There are two main causes of acquired heart disease in dogs – Valvular Disease and Dilated Cardiomyopathy (DCM). 75% of North American canine heart disease cases are a result of some form of valve disease. Basically, one or more of the heart’s valves fails to close entirely during pumping, allowing blood to flow backwards. Veterinarians diagnose valve disease by detecting the sound of a heart murmur.
DCM is a disease of the muscle of the heart. Weakening of cardiac muscle means that the heart cannot pump blood throughout the body effectively. Over time the heart stretches and enlarges, straining harder to pump. DCM is most commonly diagnosed in large breed dogs like Dobermans, Boxers, Great Danes, Dalmatians, Irish Wolfhounds, and St. Bernards. English Bulldogs and Cocker Spaniels are also known for DCM.

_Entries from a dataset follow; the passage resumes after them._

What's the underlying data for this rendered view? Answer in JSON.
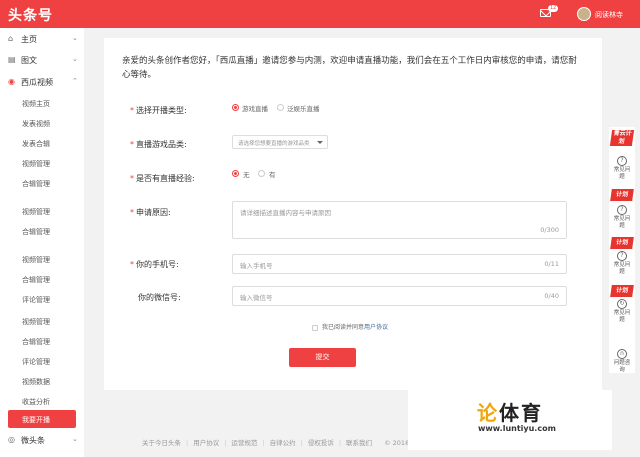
{
  "app": {
    "logo": "头条号",
    "mail_badge": "12",
    "user_name": "阅读林寺"
  },
  "sidebar": {
    "groups": [
      {
        "label": "主页",
        "icon": "home-icon"
      },
      {
        "label": "图文",
        "icon": "article-icon"
      },
      {
        "label": "西瓜视频",
        "icon": "xigua-video-icon"
      },
      {
        "label": "微头条",
        "icon": "weitoutiao-icon"
      }
    ],
    "items": [
      "视频主页",
      "发表视频",
      "发表合辑",
      "视频管理",
      "合辑管理",
      "视频管理",
      "合辑管理",
      "视频管理",
      "合辑管理",
      "评论管理",
      "视频管理",
      "合辑管理",
      "评论管理",
      "视频数据",
      "收益分析",
      "我要开播"
    ]
  },
  "form": {
    "intro": "亲爱的头条创作者您好，「西瓜直播」邀请您参与内测，欢迎申请直播功能，我们会在五个工作日内审核您的申请，请您耐心等待。",
    "type": {
      "label": "选择开播类型:",
      "options": [
        "游戏直播",
        "泛娱乐直播"
      ]
    },
    "category": {
      "label": "直播游戏品类:",
      "placeholder": "请选择您想要直播的游戏品类"
    },
    "experience": {
      "label": "是否有直播经验:",
      "options": [
        "无",
        "有"
      ]
    },
    "reason": {
      "label": "申请原因:",
      "placeholder": "请详细描述直播内容与申请原因",
      "count": "0/300"
    },
    "phone": {
      "label": "你的手机号:",
      "placeholder": "输入手机号",
      "count": "0/11"
    },
    "wechat": {
      "label": "你的微信号:",
      "placeholder": "输入微信号",
      "count": "0/40"
    },
    "agree_text": "我已阅读并同意",
    "agree_link": "用户协议",
    "submit": "提交"
  },
  "footer": {
    "links": [
      "关于今日头条",
      "用户协议",
      "运营规范",
      "自律公约",
      "侵权投诉",
      "联系我们"
    ],
    "copyright": "© 2018"
  },
  "floatbar": {
    "tags": [
      "青云计划",
      "计划",
      "计划",
      "计划"
    ],
    "items": [
      {
        "icon": "help-icon",
        "label": "常见问题"
      },
      {
        "icon": "help-icon",
        "label": "常见问题"
      },
      {
        "icon": "help-icon",
        "label": "常见问题"
      },
      {
        "icon": "feedback-icon",
        "label": "常见问题"
      },
      {
        "icon": "headset-icon",
        "label": "问题咨询"
      }
    ]
  },
  "watermark": {
    "big_1": "论",
    "big_2": "体育",
    "url": "www.luntiyu.com"
  },
  "colors": {
    "brand": "#f04142",
    "link": "#406599"
  }
}
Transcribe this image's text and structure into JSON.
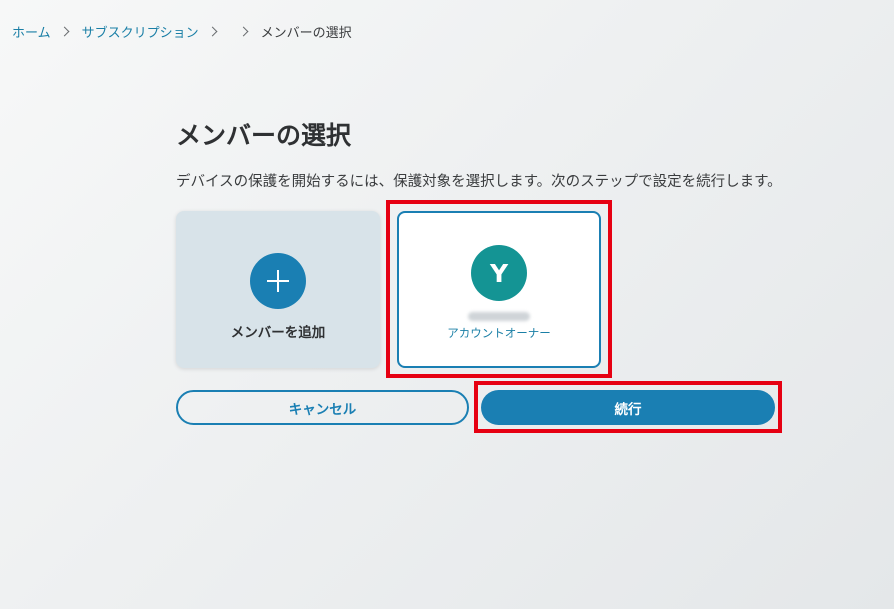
{
  "breadcrumb": {
    "home": "ホーム",
    "subscription": "サブスクリプション",
    "current": "メンバーの選択"
  },
  "page": {
    "title": "メンバーの選択",
    "description": "デバイスの保護を開始するには、保護対象を選択します。次のステップで設定を続行します。"
  },
  "cards": {
    "add_member": {
      "label": "メンバーを追加",
      "icon": "plus-icon"
    },
    "member": {
      "initial": "Y",
      "role": "アカウントオーナー",
      "avatar_color": "#149494"
    }
  },
  "buttons": {
    "cancel": "キャンセル",
    "continue": "続行"
  },
  "colors": {
    "accent": "#1a7fb3",
    "link": "#1a7fa6",
    "highlight": "#e60012"
  }
}
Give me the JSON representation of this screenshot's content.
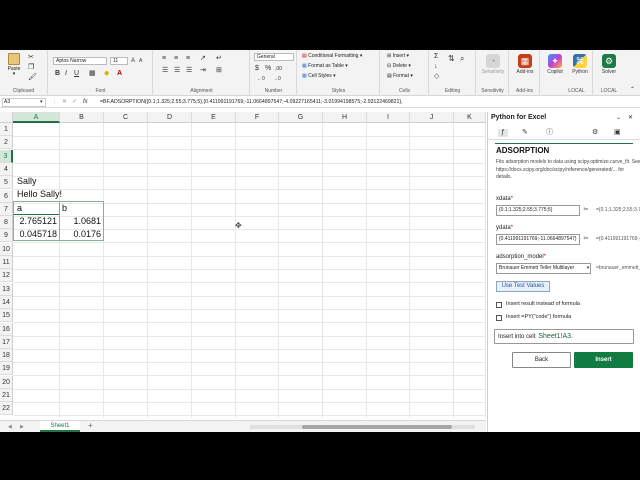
{
  "ribbon": {
    "clipboard": {
      "paste": "Paste",
      "label": "Clipboard"
    },
    "font": {
      "name": "Aptos Narrow",
      "size": "11",
      "label": "Font"
    },
    "alignment": {
      "label": "Alignment"
    },
    "number": {
      "format": "General",
      "label": "Number"
    },
    "styles": {
      "conditional": "Conditional Formatting",
      "table": "Format as Table",
      "cell": "Cell Styles",
      "label": "Styles"
    },
    "cells": {
      "insert": "Insert",
      "delete": "Delete",
      "format": "Format",
      "label": "Cells"
    },
    "editing": {
      "label": "Editing"
    },
    "sensitivity": {
      "btn": "Sensitivity",
      "label": "Sensitivity"
    },
    "addins": {
      "btn": "Add-ins",
      "label": "Add-ins"
    },
    "copilot": {
      "btn": "Copilot"
    },
    "python": {
      "btn": "Python",
      "label": "LOCAL"
    },
    "solver": {
      "btn": "Solver",
      "label": "LOCAL"
    }
  },
  "formula_bar": {
    "name_box": "A3",
    "fx": "fx",
    "formula": "=BF.ADSORPTION({0.1;1.325;2.55;3.775;5},{0.411991191769;-11.0664897547;-4.09227165411;-3.01994198575;-2.93122469821},"
  },
  "grid": {
    "columns": [
      "A",
      "B",
      "C",
      "D",
      "E",
      "F",
      "G",
      "H",
      "I",
      "J",
      "K"
    ],
    "rows": [
      "1",
      "2",
      "3",
      "4",
      "5",
      "6",
      "7",
      "8",
      "9",
      "10",
      "11",
      "12",
      "13",
      "14",
      "15",
      "16",
      "17",
      "18",
      "19",
      "20",
      "21",
      "22"
    ],
    "cells": {
      "a1": "Sally",
      "a2": "Hello Sally!",
      "a3": "a",
      "b3": "b",
      "a4": "2.765121",
      "b4": "1.0681",
      "a5": "0.045718",
      "b5": "0.0176"
    }
  },
  "sheet_tabs": {
    "active": "Sheet1"
  },
  "pane": {
    "title": "Python for Excel",
    "function_name": "ADSORPTION",
    "description": "Fits adsorption models to data using scipy.optimize.curve_fit. See https://docs.scipy.org/doc/scipy/reference/generated/... for details.",
    "xdata_label": "xdata",
    "xdata_value": "{0.1;1.325;2.55;3.775;5}",
    "xdata_result": "={0.1;1.325;2.55;3.775;5}",
    "ydata_label": "ydata",
    "ydata_value": "{0.411991191769;-11.0664897547}",
    "ydata_result": "={0.411991191769;-11.0664897547}",
    "model_label": "adsorption_model",
    "model_value": "Brunauer Emmett Teller Multilayer",
    "model_result": "=brunauer_emmett_teller",
    "use_test_values": "Use Test Values",
    "opt_insert_result": "Insert result instead of formula",
    "opt_insert_py": "Insert =PY(\"code\") formula",
    "insert_into_prefix": "Insert into cell:",
    "insert_into_cell": "Sheet1!A3.",
    "back": "Back",
    "insert": "Insert"
  },
  "colors": {
    "excel_green": "#107c41",
    "selection_green": "#217346",
    "accent_dark": "#1e5f3b"
  }
}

Although most forms of heart disease are degenerative, and usually lead to eventual heart failure, early detection and treatment can help your dog to lead a relatively normal life. See your veterinarian regularly – at least once a year for younger pets, and every 6 months for seniors. Report any possible symptoms like coughing, foul breath, changes in respiration, exercise intolerance, changes in sleep habits, changes in appetite or weight, and anything else you have observed that may be concerning you.
During the physical exam your vet will assess your dog’s weight and body condition, breathing rate, heart rates, pulse rates, and abdominal shape (a round, swollen belly can indicate fluid backup). In addition to assessing the heart with a stethoscope, the vet may also recommend X-rays to evaluate the size, shape and appearance of the heart and its valves, as well as specific blood tests.
Treatments for dogs with heart disease vary on a case by case basis. Research in the field of veterinary cardiology has led to medications specifically designed for dogs, and many human cardiac drugs are also utilized. Once your veterinarian has found the right combination of medications, diet and lifestyle choices to stabilize your dog’s condition, you can enjoy less frequent visits and simply monitor your pup for symptoms.
Although some dogs have genetic predispositions for DCM and valve disease, feeding a healthy diet and making sure your dog stays active can help keep the heart healthier longer. If your dog is showing symptoms or has already been diagnosed with heart disease, consult your veterinarian before making changes to his diet or exercise routine.
H/T to yourdogsheart.com
Featured Image via @guardiansbest